Higher bounce is recommended when:
 
1)Your divots are deep = digger (steeper angle of approach)
 
2)Course conditions are softer and deep rough
 
3)Bunkers have a lot of sand and the sand is softer with a lighter appearance
 
4)Your lie angle testing indicates a sole impact on the leading edge: You can see your local PGA Golf Professional for this evaluation.
 
Lower bounce is recommended when:
 
1)Your divots are shallow = picker (shallow angle of approach)
 
2)Dry and firm course conditions
 
3)Firm bunkers with sand that is generally darker in appearance
 
4)Lie angle testing indicates a sole impact on the trailing edge
 
Innovative Wedge Designs, Materials, and Finishes
 


 

Sole grinds ' A second grind is added at the trailing edge. Usually at a 30-45 degree angle. This assists in reducing the bounce when opening the face at address. Very good technology on wider soles = lob wedges. Triple grinds, I am not a big believer, especially for bunker shots = not enough dynamic bounce.
 


 

Face milling ' Titleist Vokey has become a major wedge player in the market with this technology. And yes, the USGA approved it. Technology = computer milled etchings cut diagonally from the scoring lines. Would you like to add more spin to your wedge shots, and spin it back like the pros? I highly recommend this technology, and I am sure more manufacturers will develop wedges with face milling in the future.
 


 

Box/Zip grooves ' Cleveland recently redesigned the classic box/square shaped grooves with the USGA approval. Clevelands answer to the wedge spin contest will revolve around their newly designed zip grooves. They claim the grooves are effectively 25% larger. What they did was square off the bottom side of the grooves.
 


 

Materials ' I would highly recommend a softer metal. Carbon steel allows for the player to feel the impact position better. This also helps the player have a better feel for distance control.
 


 

Finishes ' Non glaring finishes have also become very popular.
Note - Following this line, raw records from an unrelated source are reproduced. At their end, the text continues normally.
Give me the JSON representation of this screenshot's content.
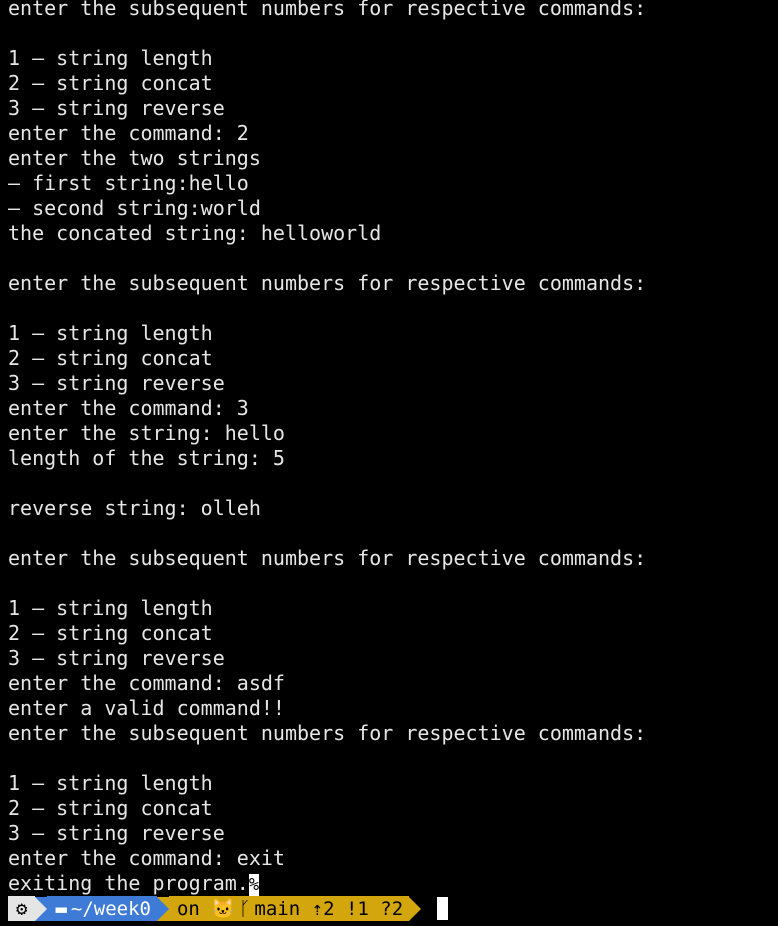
{
  "terminal": {
    "lines": [
      "enter the subsequent numbers for respective commands:",
      "",
      "1 – string length",
      "2 – string concat",
      "3 – string reverse",
      "enter the command: 2",
      "enter the two strings",
      "– first string:hello",
      "– second string:world",
      "the concated string: helloworld",
      "",
      "enter the subsequent numbers for respective commands:",
      "",
      "1 – string length",
      "2 – string concat",
      "3 – string reverse",
      "enter the command: 3",
      "enter the string: hello",
      "length of the string: 5",
      "",
      "reverse string: olleh",
      "",
      "enter the subsequent numbers for respective commands:",
      "",
      "1 – string length",
      "2 – string concat",
      "3 – string reverse",
      "enter the command: asdf",
      "enter a valid command!!",
      "enter the subsequent numbers for respective commands:",
      "",
      "1 – string length",
      "2 – string concat",
      "3 – string reverse",
      "enter the command: exit"
    ],
    "last_line": "exiting the program.",
    "eol_marker": "%"
  },
  "prompt": {
    "os_icon": "gear-like-os-icon",
    "os_glyph": "⚙",
    "folder_icon": "folder-icon",
    "folder_glyph": "▬",
    "path": "~/week0",
    "on_label": "on",
    "github_icon": "github-icon",
    "github_glyph": "🐱",
    "branch_icon": "git-branch-icon",
    "branch_glyph": "ᚴ",
    "branch": "main",
    "status": "⇡2 !1 ?2",
    "colors": {
      "os_segment": "#e5e5e5",
      "dir_segment": "#3e7bd6",
      "git_segment": "#d3a60e",
      "background": "#000000",
      "text": "#e6e6e6"
    }
  }
}
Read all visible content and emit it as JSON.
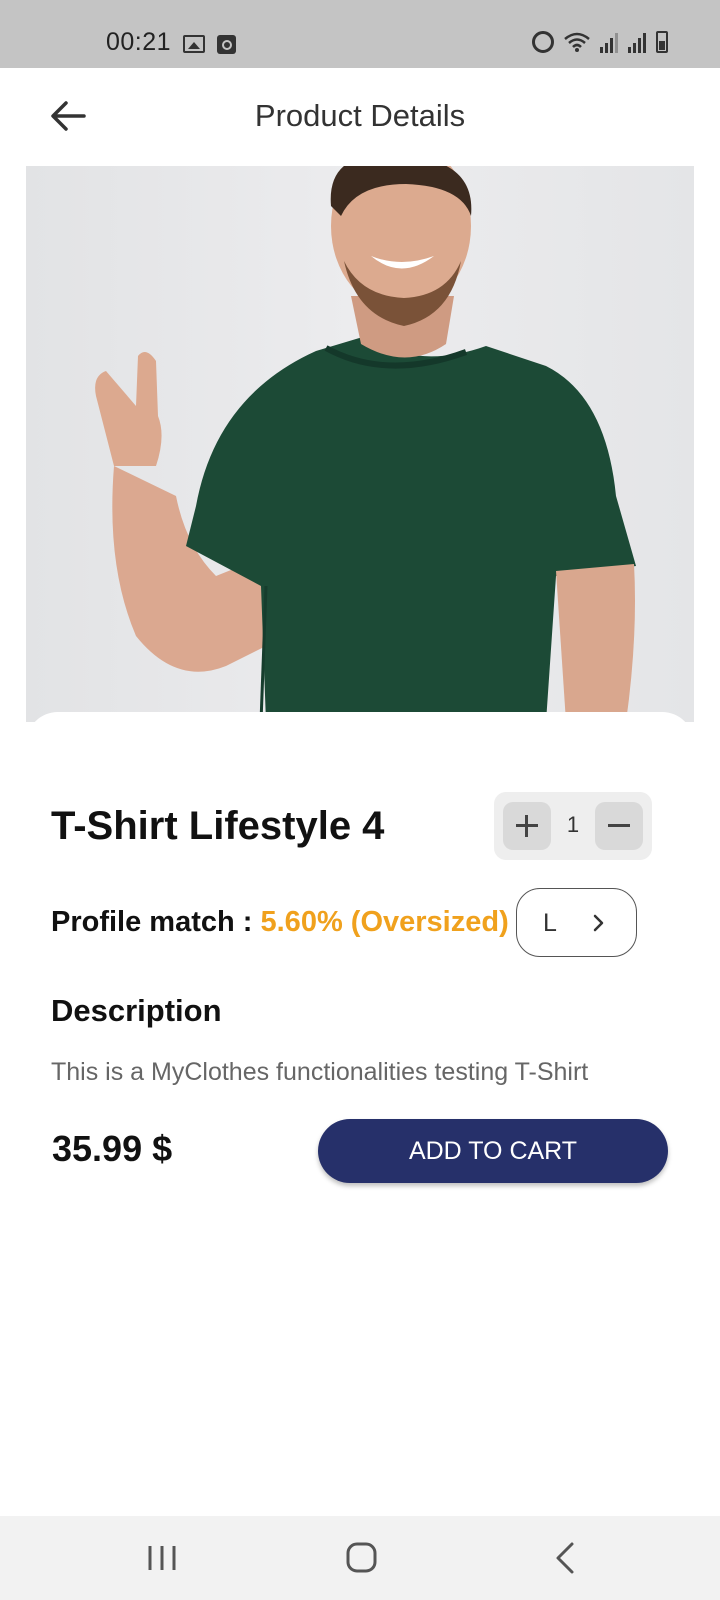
{
  "status_bar": {
    "time": "00:21",
    "icons": [
      "gallery-icon",
      "clock-app-icon",
      "alarm-icon",
      "wifi-icon",
      "signal-icon",
      "signal-icon",
      "battery-icon"
    ]
  },
  "app_bar": {
    "title": "Product Details",
    "back_icon": "arrow-left-icon"
  },
  "product": {
    "image_subject": "man in dark green t-shirt",
    "name": "T-Shirt Lifestyle 4",
    "quantity": "1",
    "profile_match_label": "Profile match : ",
    "profile_match_value": "5.60% (Oversized)",
    "size": "L",
    "description_heading": "Description",
    "description": "This is a MyClothes functionalities testing T-Shirt",
    "price": "35.99 $",
    "add_to_cart_label": "ADD TO CART"
  },
  "colors": {
    "accent_button": "#26306a",
    "match_highlight": "#f0a11d",
    "shirt": "#1c4a36",
    "status_bar": "#c4c4c4"
  },
  "nav_bar": {
    "icons": [
      "recents-icon",
      "home-icon",
      "back-icon"
    ]
  }
}
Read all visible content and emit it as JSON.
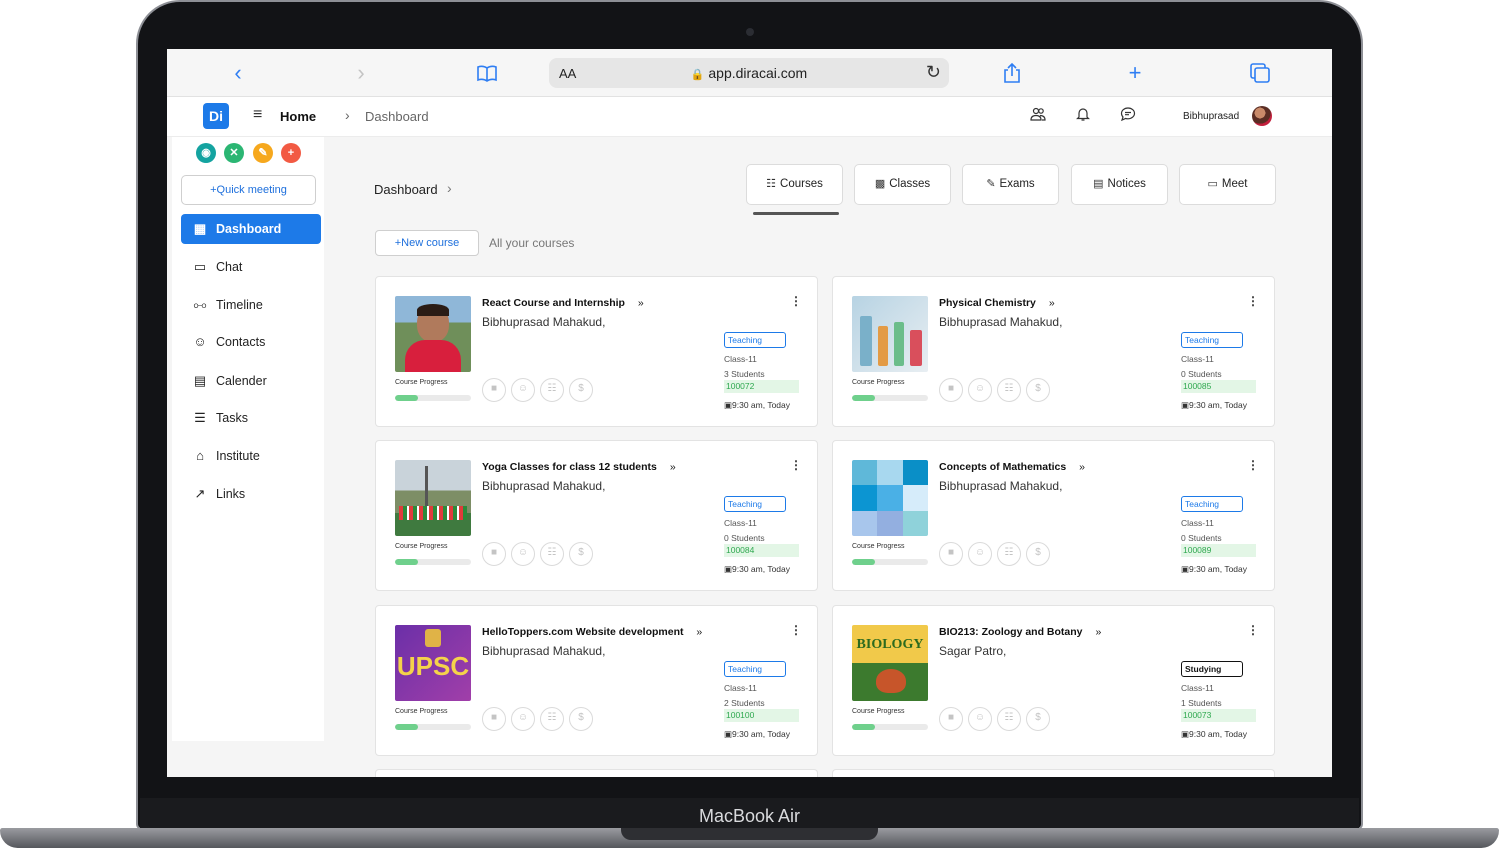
{
  "device": {
    "brand_label": "MacBook Air"
  },
  "browser": {
    "reader_label": "AA",
    "url": "app.diracai.com",
    "back_icon": "chevron-left-icon",
    "forward_icon": "chevron-right-icon",
    "bookmarks_icon": "book-icon",
    "reload_icon": "reload-icon",
    "share_icon": "share-icon",
    "new_tab_icon": "plus-icon",
    "tabs_icon": "tabs-icon"
  },
  "header": {
    "logo_text": "Di",
    "home_label": "Home",
    "breadcrumb_current": "Dashboard",
    "user_name": "Bibhuprasad"
  },
  "sidebar": {
    "quick_meeting_label": "+Quick meeting",
    "items": [
      {
        "label": "Dashboard",
        "icon": "grid-icon",
        "active": true
      },
      {
        "label": "Chat",
        "icon": "chat-icon",
        "active": false
      },
      {
        "label": "Timeline",
        "icon": "timeline-icon",
        "active": false
      },
      {
        "label": "Contacts",
        "icon": "contacts-icon",
        "active": false
      },
      {
        "label": "Calender",
        "icon": "calendar-icon",
        "active": false
      },
      {
        "label": "Tasks",
        "icon": "tasks-icon",
        "active": false
      },
      {
        "label": "Institute",
        "icon": "institute-icon",
        "active": false
      },
      {
        "label": "Links",
        "icon": "link-icon",
        "active": false
      }
    ]
  },
  "main": {
    "title": "Dashboard",
    "tabs": [
      {
        "label": "Courses",
        "icon": "grid-icon"
      },
      {
        "label": "Classes",
        "icon": "classes-icon"
      },
      {
        "label": "Exams",
        "icon": "edit-icon"
      },
      {
        "label": "Notices",
        "icon": "notice-icon"
      },
      {
        "label": "Meet",
        "icon": "video-icon"
      }
    ],
    "new_course_label": "+New course",
    "all_courses_label": "All your courses",
    "progress_label": "Course Progress",
    "courses": [
      {
        "title": "React Course and Internship",
        "author": "Bibhuprasad Mahakud,",
        "badge": "Teaching",
        "class": "Class-11",
        "students": "3 Students",
        "code": "100072",
        "time": "9:30 am, Today",
        "progress": 0.3
      },
      {
        "title": "Physical Chemistry",
        "author": "Bibhuprasad Mahakud,",
        "badge": "Teaching",
        "class": "Class-11",
        "students": "0 Students",
        "code": "100085",
        "time": "9:30 am, Today",
        "progress": 0.3
      },
      {
        "title": "Yoga Classes for class 12 students",
        "author": "Bibhuprasad Mahakud,",
        "badge": "Teaching",
        "class": "Class-11",
        "students": "0 Students",
        "code": "100084",
        "time": "9:30 am, Today",
        "progress": 0.3
      },
      {
        "title": "Concepts of Mathematics",
        "author": "Bibhuprasad Mahakud,",
        "badge": "Teaching",
        "class": "Class-11",
        "students": "0 Students",
        "code": "100089",
        "time": "9:30 am, Today",
        "progress": 0.3
      },
      {
        "title": "HelloToppers.com Website development",
        "author": "Bibhuprasad Mahakud,",
        "badge": "Teaching",
        "class": "Class-11",
        "students": "2 Students",
        "code": "100100",
        "time": "9:30 am, Today",
        "progress": 0.3
      },
      {
        "title": "BIO213: Zoology and Botany",
        "author": "Sagar Patro,",
        "badge": "Studying",
        "class": "Class-11",
        "students": "1 Students",
        "code": "100073",
        "time": "9:30 am, Today",
        "progress": 0.3
      }
    ],
    "thumb_texts": {
      "upsc": "UPSC",
      "biology": "BIOLOGY"
    }
  }
}
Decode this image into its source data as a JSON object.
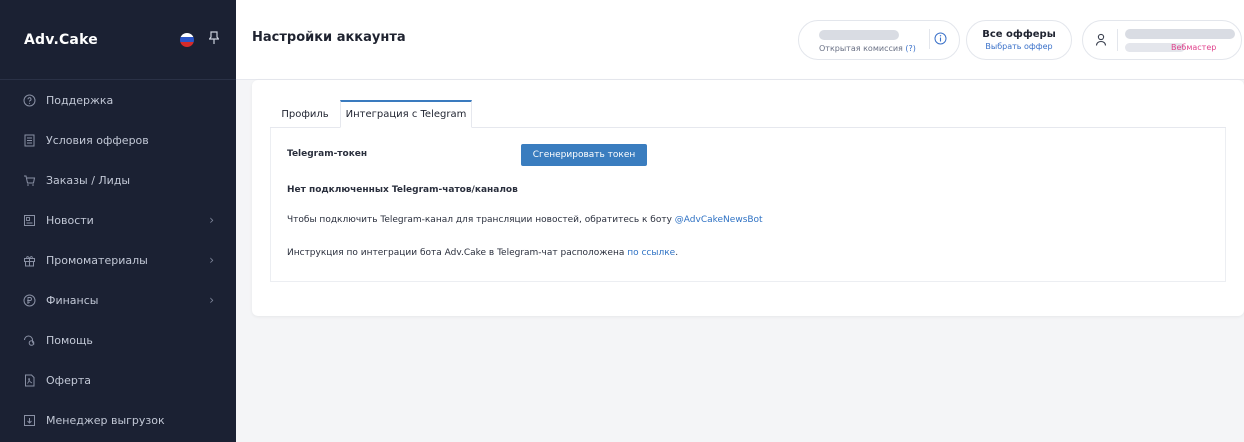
{
  "sidebar": {
    "logo": "Adv.Cake",
    "items": [
      {
        "label": "Поддержка",
        "icon": "help-circle-icon",
        "has_arrow": false
      },
      {
        "label": "Условия офферов",
        "icon": "document-list-icon",
        "has_arrow": false
      },
      {
        "label": "Заказы / Лиды",
        "icon": "cart-icon",
        "has_arrow": false
      },
      {
        "label": "Новости",
        "icon": "newspaper-icon",
        "has_arrow": true
      },
      {
        "label": "Промоматериалы",
        "icon": "gift-icon",
        "has_arrow": true
      },
      {
        "label": "Финансы",
        "icon": "ruble-circle-icon",
        "has_arrow": true
      },
      {
        "label": "Помощь",
        "icon": "help-chat-icon",
        "has_arrow": false
      },
      {
        "label": "Оферта",
        "icon": "pdf-document-icon",
        "has_arrow": false
      },
      {
        "label": "Менеджер выгрузок",
        "icon": "download-box-icon",
        "has_arrow": false
      }
    ]
  },
  "header": {
    "title": "Настройки аккаунта",
    "commission_label": "Открытая комиссия",
    "commission_hint": "(?)",
    "offers_title": "Все офферы",
    "offers_link": "Выбрать оффер",
    "user_role": "Вебмастер"
  },
  "tabs": {
    "profile": "Профиль",
    "telegram": "Интеграция с Telegram"
  },
  "telegram": {
    "token_label": "Telegram-токен",
    "generate_button": "Сгенерировать токен",
    "no_chats": "Нет подключенных Telegram-чатов/каналов",
    "connect_text": "Чтобы подключить Telegram-канал для трансляции новостей, обратитесь к боту ",
    "bot_link": "@AdvCakeNewsBot",
    "instruction_text": "Инструкция по интеграции бота Adv.Cake в Telegram-чат расположена ",
    "instruction_link": "по ссылке",
    "instruction_end": "."
  },
  "colors": {
    "sidebar_bg": "#1b2133",
    "accent": "#3a7dbf",
    "link": "#2f72c4",
    "role": "#e0428c"
  }
}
Any type of glare reduction from the sun has to allow the golfer to focus better.
 
1.Oil Can
2.Black Pearl
3.Gunmetal
4.Raw / Rusty